A Year Later, Oregon's Foster Care System Is Still a Horror Show
Under increasing pressure last year, Oregon Governor Kate Brown (D-Portland) finally commissioned a blue ribbon task force to investigate problems in the state's foster care system. The result?
The problems just keeps getting worse.
Rather than seeing improvements in Department of Human Services practices in regards to foster children, new state data show "a practice contrary to child welfare norms, a practice that is harmful in myriad ways, a practice its own director describes as inappropriate for even one child, but one that has become entrenched" in the foster care system.
The latest revelation came in the filings of a lawsuit on behalf of foster children that seeks to immediately halt practices by DHS that are harmful to children. The suit was filed by nonprofit children's advocacy group CASA for Children, which represents two young girls in foster care in Oregon. They specifically cite the state's "temporary lodging practice" and claim it violates the civil rights of the two girls.
- More than 130 foster children were housed in hotel rooms or office buildings
- Foster children lodged in such temporary housing are often supervised by unlicensed volunteer caretakers
- One 5-year-old stayed in a hotel for 55 days
- Many of the children in such temporary housing were 5 or younger
- One girl tried to throw herself out of a hotel window; another boy locked himself in the hotel room away from caretakers
- The average stay in temporary housing was 20 days
- The longest stays ranged from 48 to 85 days
This is the latest in a series of devastating examinations of the broken foster care system in Oregon.
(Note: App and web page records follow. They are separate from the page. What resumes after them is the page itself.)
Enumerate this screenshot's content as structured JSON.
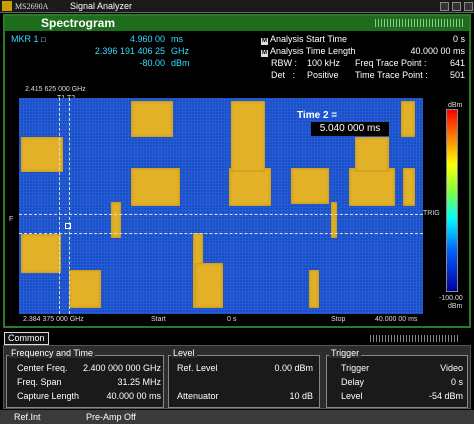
{
  "titlebar": {
    "model": "MS2690A",
    "app_title": "Signal Analyzer"
  },
  "main": {
    "title": "Spectrogram",
    "marker": {
      "label": "MKR 1",
      "time": "4.960 00",
      "time_unit": "ms",
      "freq": "2.396 191 406 25",
      "freq_unit": "GHz",
      "level": "-80.00",
      "level_unit": "dBm"
    },
    "params": {
      "analysis_start_label": "Analysis Start Time",
      "analysis_start_value": "0 s",
      "analysis_len_label": "Analysis Time Length",
      "analysis_len_value": "40.000 00 ms",
      "rbw_label": "RBW :",
      "rbw_value": "100 kHz",
      "ftp_label": "Freq Trace Point :",
      "ftp_value": "641",
      "det_label": "Det   :",
      "det_value": "Positive",
      "ttp_label": "Time Trace Point :",
      "ttp_value": "501"
    },
    "plot": {
      "top_freq": "2.415 625 000 GHz",
      "bottom_freq": "2.384 375 000 GHz",
      "t1_label": "T1",
      "t2_label": "T2",
      "time2_label": "Time 2 =",
      "time2_value": "5.040 000 ms",
      "f_label": "F",
      "trig_label": "TRIG",
      "start_label": "Start",
      "start_value": "0 s",
      "stop_label": "Stop",
      "stop_value": "40.000 00 ms",
      "scale_top_unit": "dBm",
      "scale_bottom_value": "-100.00",
      "scale_bottom_unit": "dBm",
      "colors": {
        "background": "#1b4fc8",
        "signal": "#e3b128"
      }
    }
  },
  "common": {
    "tab_label": "Common",
    "freq_time": {
      "title": "Frequency and Time",
      "center_label": "Center Freq.",
      "center_value": "2.400 000 000 GHz",
      "span_label": "Freq. Span",
      "span_value": "31.25 MHz",
      "capture_label": "Capture Length",
      "capture_value": "40.000 00 ms"
    },
    "level": {
      "title": "Level",
      "ref_label": "Ref. Level",
      "ref_value": "0.00 dBm",
      "att_label": "Attenuator",
      "att_value": "10 dB"
    },
    "trigger": {
      "title": "Trigger",
      "trig_label": "Trigger",
      "trig_value": "Video",
      "delay_label": "Delay",
      "delay_value": "0 s",
      "level_label": "Level",
      "level_value": "-54 dBm"
    }
  },
  "status": {
    "ref": "Ref.Int",
    "preamp": "Pre-Amp Off"
  }
}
A federal report in March 2016 said that Oregon's foster system is failing across the board to keep children in its custody safe and healthy. Scandals repeatedly erupted around foster parents who were known abusers and were not removed from the system, and a complete lack of timely investigations into abuse reports. The report noted that conditions were deteriorating and that fundamental changes were needed.
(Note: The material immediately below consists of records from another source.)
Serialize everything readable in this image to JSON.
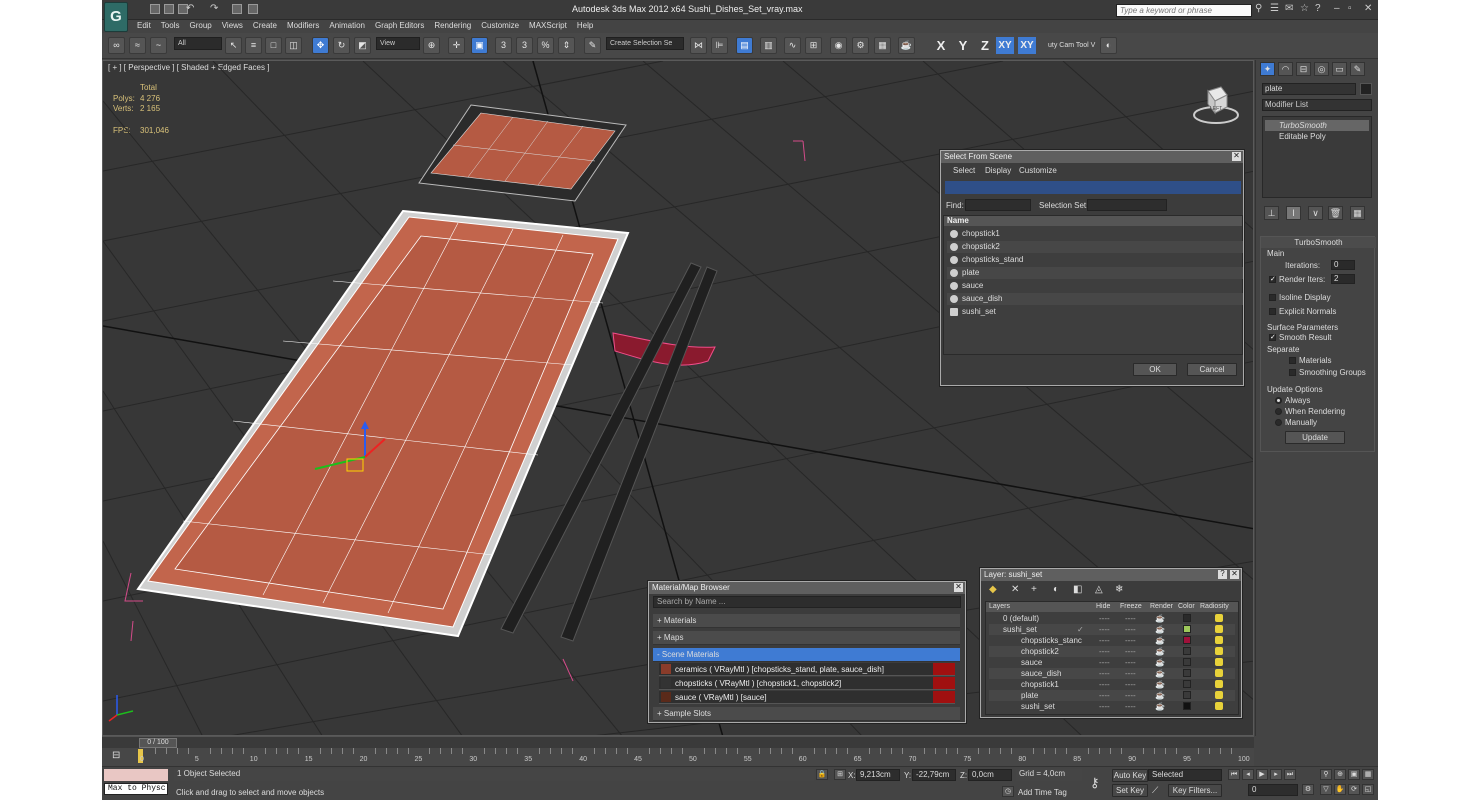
{
  "app": {
    "title": "Autodesk 3ds Max  2012 x64     Sushi_Dishes_Set_vray.max",
    "logo": "3ds-max-logo",
    "search_placeholder": "Type a keyword or phrase"
  },
  "menu": [
    "Edit",
    "Tools",
    "Group",
    "Views",
    "Create",
    "Modifiers",
    "Animation",
    "Graph Editors",
    "Rendering",
    "Customize",
    "MAXScript",
    "Help"
  ],
  "toolbar": {
    "selection_filter": "All",
    "ref_coord": "View",
    "snap_label": "3",
    "angle_snap_label": "3",
    "percent_snap_label": "%",
    "named_selection": "Create Selection Se",
    "axis_constraints": [
      "X",
      "Y",
      "Z",
      "XY",
      "XY"
    ],
    "utility_label": "uty Cam Tool V"
  },
  "viewport": {
    "label": "[ + ] [ Perspective ] [ Shaded + Edged Faces ]",
    "stats": {
      "total_label": "Total",
      "polys_label": "Polys:",
      "polys": "4 276",
      "verts_label": "Verts:",
      "verts": "2 165",
      "fps_label": "FPS:",
      "fps": "301,046"
    },
    "viewcube_label": "LEFT"
  },
  "command_panel": {
    "object_name": "plate",
    "modifier_list": "Modifier List",
    "stack": [
      "TurboSmooth",
      "Editable Poly"
    ],
    "turbosmooth": {
      "title": "TurboSmooth",
      "main": "Main",
      "iterations_label": "Iterations:",
      "iterations": "0",
      "render_iters_label": "Render Iters:",
      "render_iters": "2",
      "isoline": "Isoline Display",
      "explicit": "Explicit Normals",
      "surface_params": "Surface Parameters",
      "smooth_result": "Smooth Result",
      "separate": "Separate",
      "materials": "Materials",
      "smoothing_groups": "Smoothing Groups",
      "update_options": "Update Options",
      "always": "Always",
      "when_rendering": "When Rendering",
      "manually": "Manually",
      "update_button": "Update"
    }
  },
  "select_from_scene": {
    "title": "Select From Scene",
    "menu": [
      "Select",
      "Display",
      "Customize"
    ],
    "find_label": "Find:",
    "selection_set_label": "Selection Set:",
    "column_name": "Name",
    "items": [
      "chopstick1",
      "chopstick2",
      "chopsticks_stand",
      "plate",
      "sauce",
      "sauce_dish",
      "sushi_set"
    ],
    "ok": "OK",
    "cancel": "Cancel"
  },
  "material_browser": {
    "title": "Material/Map Browser",
    "search_placeholder": "Search by Name ...",
    "groups": [
      "+ Materials",
      "+ Maps",
      "- Scene Materials",
      "+ Sample Slots"
    ],
    "scene_materials": [
      "ceramics  ( VRayMtl ) [chopsticks_stand, plate, sauce_dish]",
      "chopsticks  ( VRayMtl ) [chopstick1, chopstick2]",
      "sauce  ( VRayMtl ) [sauce]"
    ]
  },
  "layer_dialog": {
    "title": "Layer: sushi_set",
    "help": "?",
    "columns": [
      "Layers",
      "Hide",
      "Freeze",
      "Render",
      "Color",
      "Radiosity"
    ],
    "rows": [
      {
        "name": "0 (default)",
        "color": "#2a2a2a",
        "indent": 1
      },
      {
        "name": "sushi_set",
        "color": "#9ec85a",
        "indent": 1
      },
      {
        "name": "chopsticks_stanc",
        "color": "#a0103a",
        "indent": 2
      },
      {
        "name": "chopstick2",
        "color": "#3a3a3a",
        "indent": 2
      },
      {
        "name": "sauce",
        "color": "#3a3a3a",
        "indent": 2
      },
      {
        "name": "sauce_dish",
        "color": "#3a3a3a",
        "indent": 2
      },
      {
        "name": "chopstick1",
        "color": "#3a3a3a",
        "indent": 2
      },
      {
        "name": "plate",
        "color": "#3a3a3a",
        "indent": 2
      },
      {
        "name": "sushi_set",
        "color": "#111111",
        "indent": 2
      }
    ]
  },
  "timeline": {
    "frame": "0 / 100",
    "ticks": [
      "0",
      "5",
      "10",
      "15",
      "20",
      "25",
      "30",
      "35",
      "40",
      "45",
      "50",
      "55",
      "60",
      "65",
      "70",
      "75",
      "80",
      "85",
      "90",
      "95",
      "100"
    ]
  },
  "status": {
    "listener": "Max to Physc",
    "selection": "1 Object Selected",
    "prompt": "Click and drag to select and move objects",
    "x_label": "X:",
    "x": "9,213cm",
    "y_label": "Y:",
    "y": "-22,79cm",
    "z_label": "Z:",
    "z": "0,0cm",
    "grid": "Grid = 4,0cm",
    "add_time_tag": "Add Time Tag",
    "auto_key": "Auto Key",
    "set_key": "Set Key",
    "selected": "Selected",
    "key_filters": "Key Filters...",
    "frame": "0"
  },
  "colors": {
    "accent": "#3f7bd3",
    "plate_fill": "#c2654c",
    "material_red": "#a01010",
    "viewport_bg": "#373737"
  }
}
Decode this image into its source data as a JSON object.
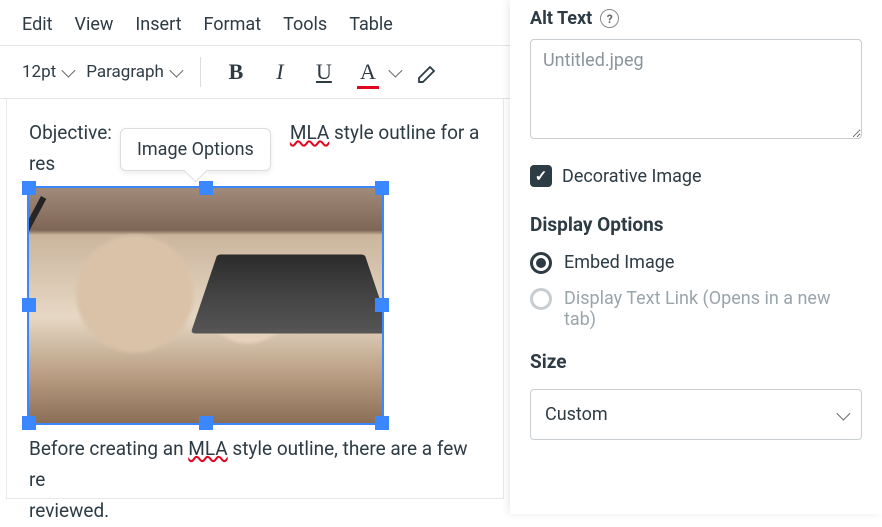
{
  "menubar": {
    "items": [
      "Edit",
      "View",
      "Insert",
      "Format",
      "Tools",
      "Table"
    ]
  },
  "toolbar": {
    "font_size": "12pt",
    "block_format": "Paragraph"
  },
  "tooltip": {
    "text": "Image Options"
  },
  "content": {
    "para1_prefix": "Objective: ",
    "para1_squiggle": "MLA",
    "para1_suffix": " style outline for a res",
    "para2_prefix": "Before creating an ",
    "para2_squiggle": "MLA",
    "para2_suffix": " style outline, there are a few re",
    "para3": "reviewed."
  },
  "panel": {
    "alt_label": "Alt Text",
    "alt_placeholder": "Untitled.jpeg",
    "decorative_label": "Decorative Image",
    "decorative_checked": true,
    "display_options_title": "Display Options",
    "embed_label": "Embed Image",
    "link_label": "Display Text Link (Opens in a new tab)",
    "size_label": "Size",
    "size_value": "Custom"
  }
}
The bubbling crisis put pressure on Governor Brown to take some sort of action. A consulting firm she hired produced a very disturbing report that showed that Oregon's foster children are abused at double the national rate, reporting was haphazard, and investigations were shoddy at best. Legislation was passed that made screening new foster parents more strict, but that had the unintended consequence of reducing the pool of available foster parents. No further action appears to have been taken after the report was released, either by the legislature or the governor's office.